Dataset =
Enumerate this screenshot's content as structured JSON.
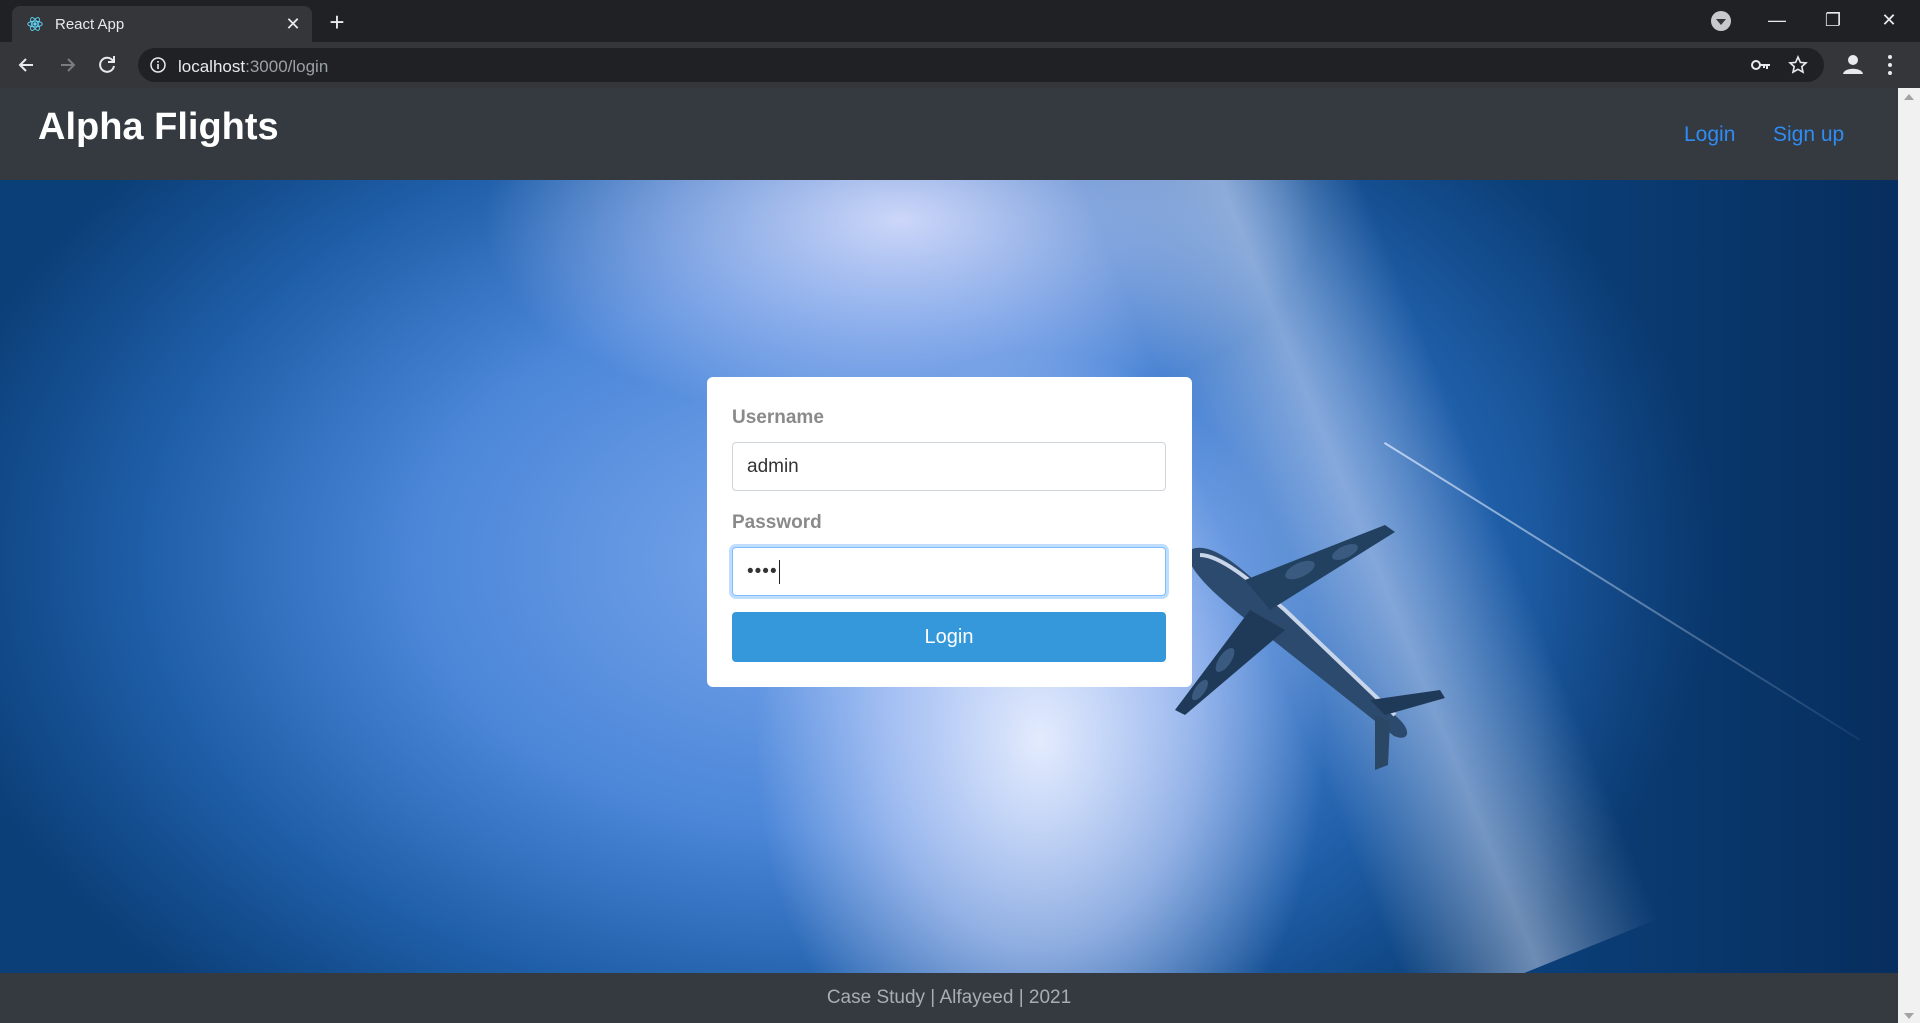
{
  "browser": {
    "tab_title": "React App",
    "url_host": "localhost",
    "url_rest": ":3000/login"
  },
  "navbar": {
    "brand": "Alpha Flights",
    "links": [
      {
        "label": "Login"
      },
      {
        "label": "Sign up"
      }
    ]
  },
  "form": {
    "username_label": "Username",
    "username_value": "admin",
    "password_label": "Password",
    "password_value": "••••",
    "submit_label": "Login"
  },
  "footer": {
    "text": "Case Study | Alfayeed | 2021"
  },
  "colors": {
    "navbar": "#343a40",
    "link": "#2f8cf5",
    "button": "#3498db"
  }
}
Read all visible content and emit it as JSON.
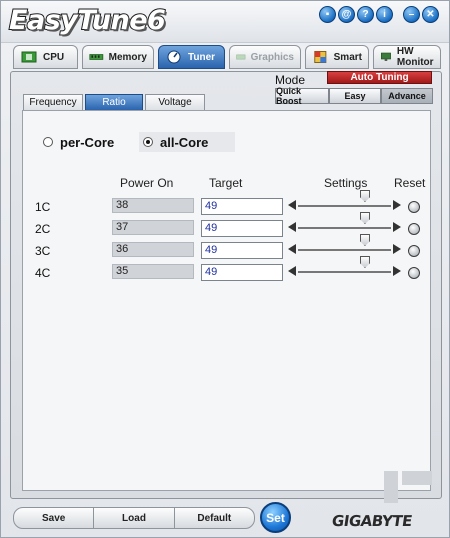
{
  "app": {
    "title": "EasyTune6"
  },
  "title_buttons": [
    {
      "name": "file-icon",
      "glyph": "▪"
    },
    {
      "name": "at-icon",
      "glyph": "@"
    },
    {
      "name": "help-icon",
      "glyph": "?"
    },
    {
      "name": "info-icon",
      "glyph": "i"
    },
    {
      "name": "minimize-icon",
      "glyph": "–"
    },
    {
      "name": "close-icon",
      "glyph": "✕"
    }
  ],
  "main_tabs": [
    {
      "label": "CPU",
      "icon": "cpu-chip-icon",
      "state": "normal"
    },
    {
      "label": "Memory",
      "icon": "memory-module-icon",
      "state": "normal"
    },
    {
      "label": "Tuner",
      "icon": "tuner-dial-icon",
      "state": "active"
    },
    {
      "label": "Graphics",
      "icon": "graphics-card-icon",
      "state": "disabled"
    },
    {
      "label": "Smart",
      "icon": "smart-cube-icon",
      "state": "normal"
    },
    {
      "label": "HW Monitor",
      "icon": "monitor-icon",
      "state": "normal"
    }
  ],
  "mode": {
    "label": "Mode",
    "badge": "Auto Tuning",
    "buttons": [
      "Quick Boost",
      "Easy",
      "Advance"
    ],
    "active": "Advance"
  },
  "sub_tabs": [
    {
      "label": "Frequency",
      "active": false
    },
    {
      "label": "Ratio",
      "active": true
    },
    {
      "label": "Voltage",
      "active": false
    }
  ],
  "core_mode": {
    "options": [
      "per-Core",
      "all-Core"
    ],
    "selected": "all-Core"
  },
  "table": {
    "headers": {
      "power_on": "Power On",
      "target": "Target",
      "settings": "Settings",
      "reset": "Reset"
    },
    "rows": [
      {
        "label": "1C",
        "power_on": "38",
        "target": "49",
        "slider_level": 0.72
      },
      {
        "label": "2C",
        "power_on": "37",
        "target": "49",
        "slider_level": 0.72
      },
      {
        "label": "3C",
        "power_on": "36",
        "target": "49",
        "slider_level": 0.72
      },
      {
        "label": "4C",
        "power_on": "35",
        "target": "49",
        "slider_level": 0.72
      }
    ]
  },
  "bottom_buttons": [
    "Save",
    "Load",
    "Default"
  ],
  "set_button": "Set",
  "brand": "GIGABYTE",
  "colors": {
    "accent": "#2b64ae",
    "badge": "#a11919"
  }
}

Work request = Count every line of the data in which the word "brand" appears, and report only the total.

Finished exercise = 2